After introducing real customization for Oculus Home navigation last year, Oculus will now let developers push the envelope even further. The company announced custom developer items, which allows players to get custom virtual tchotkes to display in their customizable Oculus Home from their favorite VR titles. Oculus is bringing cross-platform support for its Avatar SDK, so devs can take their custom creations to whatever platform they want to create on.
Expressive Avatars are also launching later this year, focusing on on eye and mouth movement and subtle facial expression. The latest creation of Oculus avatars will removed the headset so wearers can feel like they're really interacting with friends, complete with eye contact.
And at long last, the wall between PC and mobile VR users is coming down. Instead of having to run to your desktop or laptop to download or browse your Oculus Rift library, you can now do that and much more on your phone. Now Rift users can browse the store, discover events and most importantly remotely install content — something that I plan to try out after today's keynote.
Hybrid Apps are another feature you can look forward to. No word on when we'll have the opportunity to experience for ourselves, but the feature essentially allows you to use 2D applications in 3D space. During a demo from Allegorithmic labs, we saw Toby the Robot from the Oculus start-up game being created in Adobe Photoshop. From there, the creator picked up a Rift and started manipulating their work in VR.

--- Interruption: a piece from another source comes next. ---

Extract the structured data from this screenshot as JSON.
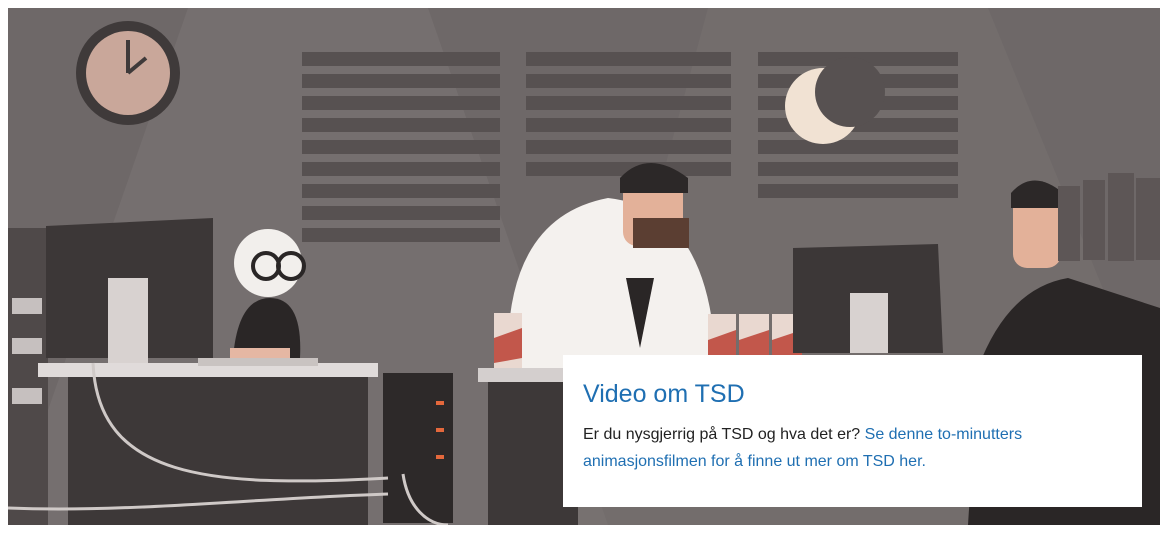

All in all, the future seems bright for both mainstream users and VR developers.
This article originally appeared on Tom's Guide.